I ran up the driveway. A well-dressed woman in slacks answered the door. “What now?” she said.
I handed her a business card. “I can fix your patch over there. I have references.”
She looked confused. “How old are you? Why would you want to fix it?”
“Thirteen and it’s a long story.”
“My husband refuses to pay for it. The neighbor’s dog tore it up, he says. The neighbor claims it was done by a stray. It’s on both sides of the property line and neither of them will budge.”
“I have a small patch of sod that would fit there perfectly. It needs to be moved quick. I can do it for cheap, and I’ll make sure it blends in with the rest of the lawn.”
“Who’d bring it over?”
“I have a trailer for my bike.”
She leaned out to look down at the sidewalk where Gus was standing over the bikes.
“Can you do it today?”
I nodded and gathered my courage. “If I do a good job, you think I could mow your lawn? I’ll give you a good introductory price.” I wished I had on my Sunday clothes.
She paused before straightening her shoulders. “I’m sorry. We have a contract with the homeowners’ association’s preferred provider’s list.”
I’d been turned down plenty of times, but this one stung.
“Still want to do it?” She looked at her watch.
I thought of my father’s discontent, my mother’s prophesy, and my lawn. My grass belonged here in Longcreek Plantation, and I could grow more. In a way, I could blame my father for that.
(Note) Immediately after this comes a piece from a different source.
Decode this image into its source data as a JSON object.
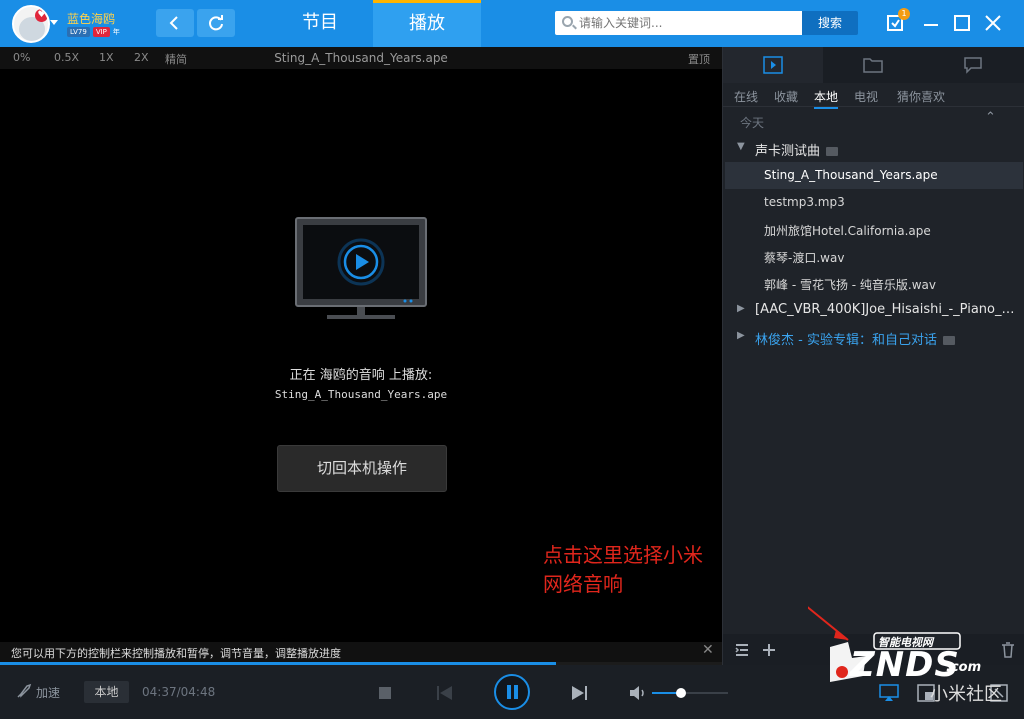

I stuck out my hand with a smile.
She shook it, and I vowed one day, I would be rich enough to have my own plush lawn in a neighborhood where everyone had green grass. And maybe a security system.